Herpetologist to Teach Conservation While Wrangling Reptiles Oct. 12


Outreach herpetologist Dennis Ferraro and 25 of his closest reptilian associates will meet and greet the public in a "reptiles in the round" format, 3-8 p.m., Oct. 12 in Hardin Hall. The event is free and open to the public.

The selection of snakes, lizards and turtles - all native to Nebraska - will include rare and elusive creatures that are seldom seen by humans, as well as all four species of venomous snakes that call the state home, and some of the other 25 non-venomous snakes.

"They'll see many secretive reptiles that they probably didn't realize are right in their backyard," Ferraro said. "Some others are very low in numbers, species that are rare and in need of conservation, so if they do see them, they'll know you should try to help them or leave them alone.

"We'll help them recognize species they should be reporting, species that are in decline or in need of conservation. They can become good citizen scientists and add data to our collection."

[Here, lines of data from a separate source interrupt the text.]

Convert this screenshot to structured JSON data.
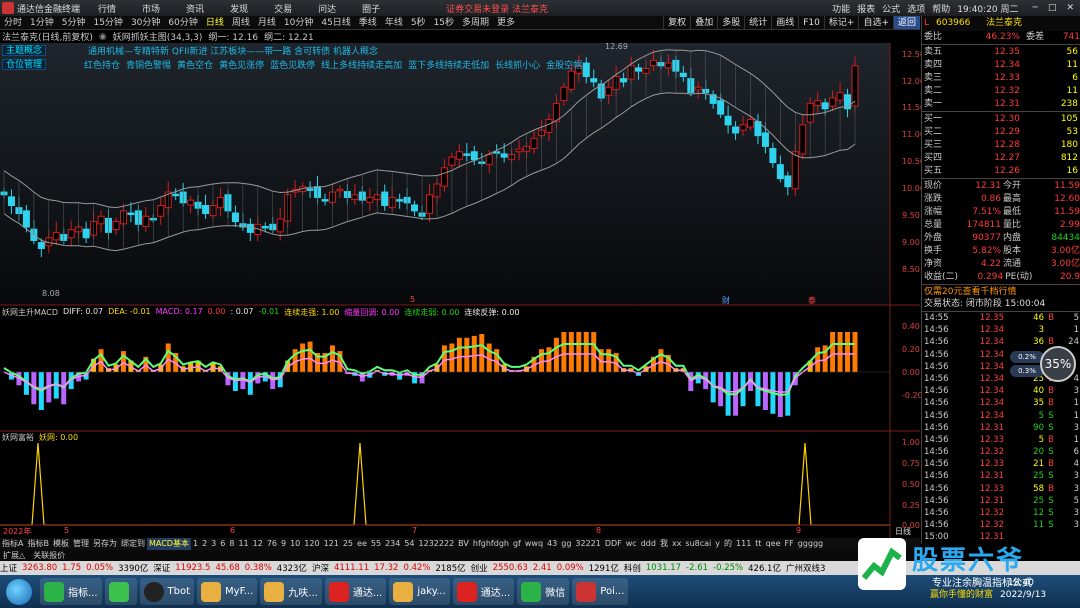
{
  "app": {
    "title": "通达信金融终端",
    "menus": [
      "行情",
      "市场",
      "资讯",
      "发现",
      "交易",
      "问达",
      "圈子"
    ],
    "notice": "证券交易未登录",
    "notice_name": "法兰泰克",
    "right_menu": [
      "功能",
      "报表",
      "公式",
      "选项",
      "帮助"
    ],
    "clock": "19:40:20 周二",
    "window_controls": [
      "─",
      "□",
      "✕"
    ]
  },
  "timeframes": [
    "分时",
    "1分钟",
    "5分钟",
    "15分钟",
    "30分钟",
    "60分钟",
    "日线",
    "周线",
    "月线",
    "10分钟",
    "45日线",
    "季线",
    "年线",
    "5秒",
    "15秒",
    "多周期",
    "更多"
  ],
  "active_timeframe": "日线",
  "toolbar_right": [
    "复权",
    "叠加",
    "多股",
    "统计",
    "画线",
    "F10",
    "标记+",
    "自选+",
    "返回"
  ],
  "chart_header": {
    "stock": "法兰泰克(日线,前复权)",
    "indicator": "妖网抓妖主图(34,3,3)",
    "v1": "纲一: 12.16",
    "v2": "纲二: 12.21"
  },
  "tags": {
    "tag1": "主题概念",
    "tag2": "仓位管理"
  },
  "ann_row1": "通用机械—专精特新 QFII新进 江苏板块——带一路 含可转债 机器人概念",
  "ann_row2": [
    "红色持仓",
    "青铜色警惕",
    "黄色空仓",
    "黄色见涨停",
    "蓝色见跌停",
    "线上多线持续走高加",
    "蓝下多线持续走低加",
    "长线抓小心",
    "金股空帽"
  ],
  "price_axis": [
    "12.50",
    "12.00",
    "11.50",
    "11.00",
    "10.50",
    "10.00",
    "9.50",
    "9.00",
    "8.50"
  ],
  "high_label": "12.69",
  "low_label": "8.08",
  "markers": {
    "m1": "5",
    "m2": "财",
    "m3": "泰"
  },
  "macd_header": {
    "name": "妖网主升MACD",
    "diff": "DIFF: 0.07",
    "dea": "DEA: -0.01",
    "macd": "MACD: 0.17",
    "v1": "0.00",
    "v2": ": 0.07",
    "v3": "-0.01",
    "lt": "连续走强: 1.00",
    "lh": "缩量回调: 0.00",
    "lg": "连续走弱: 0.00",
    "lb": "连续反弹: 0.00"
  },
  "macd_axis": [
    "0.40",
    "0.20",
    "0.00",
    "-0.20"
  ],
  "signal_header": {
    "name": "妖网富裕",
    "val": "妖网: 0.00"
  },
  "signal_axis": [
    "1.00",
    "0.75",
    "0.50",
    "0.25",
    "0.00"
  ],
  "date_axis": {
    "year": "2022年",
    "labels": [
      "5",
      "6",
      "7",
      "8",
      "9"
    ],
    "right": "日线"
  },
  "quote": {
    "code": "603966",
    "name": "法兰泰克",
    "webi": "委比",
    "webi_v": "46.23%",
    "wecha": "委差",
    "wecha_v": "741",
    "asks": [
      [
        "卖五",
        "12.35",
        "56"
      ],
      [
        "卖四",
        "12.34",
        "11"
      ],
      [
        "卖三",
        "12.33",
        "6"
      ],
      [
        "卖二",
        "12.32",
        "11"
      ],
      [
        "卖一",
        "12.31",
        "238"
      ]
    ],
    "bids": [
      [
        "买一",
        "12.30",
        "105"
      ],
      [
        "买二",
        "12.29",
        "53"
      ],
      [
        "买三",
        "12.28",
        "180"
      ],
      [
        "买四",
        "12.27",
        "812"
      ],
      [
        "买五",
        "12.26",
        "16"
      ]
    ],
    "stats": [
      [
        "现价",
        "12.31",
        "今开",
        "11.59"
      ],
      [
        "涨跌",
        "0.86",
        "最高",
        "12.60"
      ],
      [
        "涨幅",
        "7.51%",
        "最低",
        "11.59"
      ],
      [
        "总量",
        "174811",
        "量比",
        "2.99"
      ],
      [
        "外盘",
        "90377",
        "内盘",
        "84434"
      ],
      [
        "换手",
        "5.82%",
        "股本",
        "3.00亿"
      ],
      [
        "净资",
        "4.22",
        "流通",
        "3.00亿"
      ],
      [
        "收益(二)",
        "0.294",
        "PE(动)",
        "20.9"
      ]
    ],
    "promo": "仅需20元查看千档行情",
    "trade_state": "交易状态: 闭市阶段 15:00:04",
    "ticks": [
      [
        "14:55",
        "12.35",
        "46",
        "B",
        "5"
      ],
      [
        "14:56",
        "12.34",
        "3",
        "",
        "1"
      ],
      [
        "14:56",
        "12.34",
        "36",
        "B",
        "24"
      ],
      [
        "14:56",
        "12.34",
        "",
        "",
        ""
      ],
      [
        "14:56",
        "12.34",
        "",
        "",
        ""
      ],
      [
        "14:56",
        "12.34",
        "25",
        "B",
        "4"
      ],
      [
        "14:56",
        "12.34",
        "40",
        "B",
        "3"
      ],
      [
        "14:56",
        "12.34",
        "35",
        "B",
        "1"
      ],
      [
        "14:56",
        "12.34",
        "5",
        "S",
        "1"
      ],
      [
        "14:56",
        "12.31",
        "90",
        "S",
        "3"
      ],
      [
        "14:56",
        "12.33",
        "5",
        "B",
        "1"
      ],
      [
        "14:56",
        "12.32",
        "20",
        "S",
        "6"
      ],
      [
        "14:56",
        "12.33",
        "21",
        "B",
        "4"
      ],
      [
        "14:56",
        "12.31",
        "25",
        "S",
        "3"
      ],
      [
        "14:56",
        "12.33",
        "58",
        "B",
        "3"
      ],
      [
        "14:56",
        "12.31",
        "25",
        "S",
        "5"
      ],
      [
        "14:56",
        "12.32",
        "12",
        "S",
        "3"
      ],
      [
        "14:56",
        "12.32",
        "11",
        "S",
        "3"
      ],
      [
        "15:00",
        "12.31",
        "",
        "",
        ""
      ]
    ],
    "pct_up": "0.2%",
    "pct_dn": "0.3%",
    "gauge": "35%"
  },
  "bottom_tabs": [
    "指标A",
    "指标B",
    "模板",
    "管理",
    "另存为",
    "绑定到",
    "MACD基本",
    "1",
    "2",
    "3",
    "6",
    "8",
    "11",
    "12",
    "76",
    "9",
    "10",
    "120",
    "121",
    "25",
    "ee",
    "55",
    "234",
    "54",
    "1232222",
    "BV",
    "hfghfdgh",
    "gf",
    "wwq",
    "43",
    "gg",
    "32221",
    "DDF",
    "wc",
    "ddd",
    "我",
    "xx",
    "su8cai",
    "y",
    "的",
    "111",
    "tt",
    "qee",
    "FF",
    "ggggg"
  ],
  "extra_row": [
    "扩展△",
    "关联报价"
  ],
  "status": [
    {
      "t": "上证",
      "c": "k"
    },
    {
      "t": "3263.80",
      "c": "r"
    },
    {
      "t": "1.75",
      "c": "r"
    },
    {
      "t": "0.05%",
      "c": "r"
    },
    {
      "t": "3390亿",
      "c": "k"
    },
    {
      "t": "深证",
      "c": "k"
    },
    {
      "t": "11923.5",
      "c": "r"
    },
    {
      "t": "45.68",
      "c": "r"
    },
    {
      "t": "0.38%",
      "c": "r"
    },
    {
      "t": "4323亿",
      "c": "k"
    },
    {
      "t": "沪深",
      "c": "k"
    },
    {
      "t": "4111.11",
      "c": "r"
    },
    {
      "t": "17.32",
      "c": "r"
    },
    {
      "t": "0.42%",
      "c": "r"
    },
    {
      "t": "2185亿",
      "c": "k"
    },
    {
      "t": "创业",
      "c": "k"
    },
    {
      "t": "2550.63",
      "c": "r"
    },
    {
      "t": "2.41",
      "c": "r"
    },
    {
      "t": "0.09%",
      "c": "r"
    },
    {
      "t": "1291亿",
      "c": "k"
    },
    {
      "t": "科创",
      "c": "k"
    },
    {
      "t": "1031.17",
      "c": "g"
    },
    {
      "t": "-2.61",
      "c": "g"
    },
    {
      "t": "-0.25%",
      "c": "g"
    },
    {
      "t": "426.1亿",
      "c": "k"
    },
    {
      "t": "广州双线3",
      "c": "k"
    }
  ],
  "taskbar": [
    "指标...",
    "",
    "Tbot",
    "MyF...",
    "九呋...",
    "通达...",
    "jaky...",
    "通达...",
    "微信",
    "Poi..."
  ],
  "brand": {
    "title": "股票六爷",
    "subtitle": "专业注余胸温指标公式",
    "slogan": "赢你手懂的财富",
    "date": "2022/9/13",
    "time": "19:40"
  }
}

Photos of some species as well as the newly released Field Guide to Reptiles and Amphibians of Nebraska will be for sale at Maps and More, the store in the first-floor lobby of Hardin Hall.

Ferraro is a professor in the School of Natural Resources who drives about 5,000 miles each summer to monitor Nebraska's various species of reptiles and amphibians. He released an 11-track CD, "Frog Calls of Nebraska," in 2008, and followed up with a video, "Handling an American Alligator."

Refreshments will be available and parking will be free.

- Kelly Helm Smith, Natural Resources

More details at: http://go.unl.edu/68r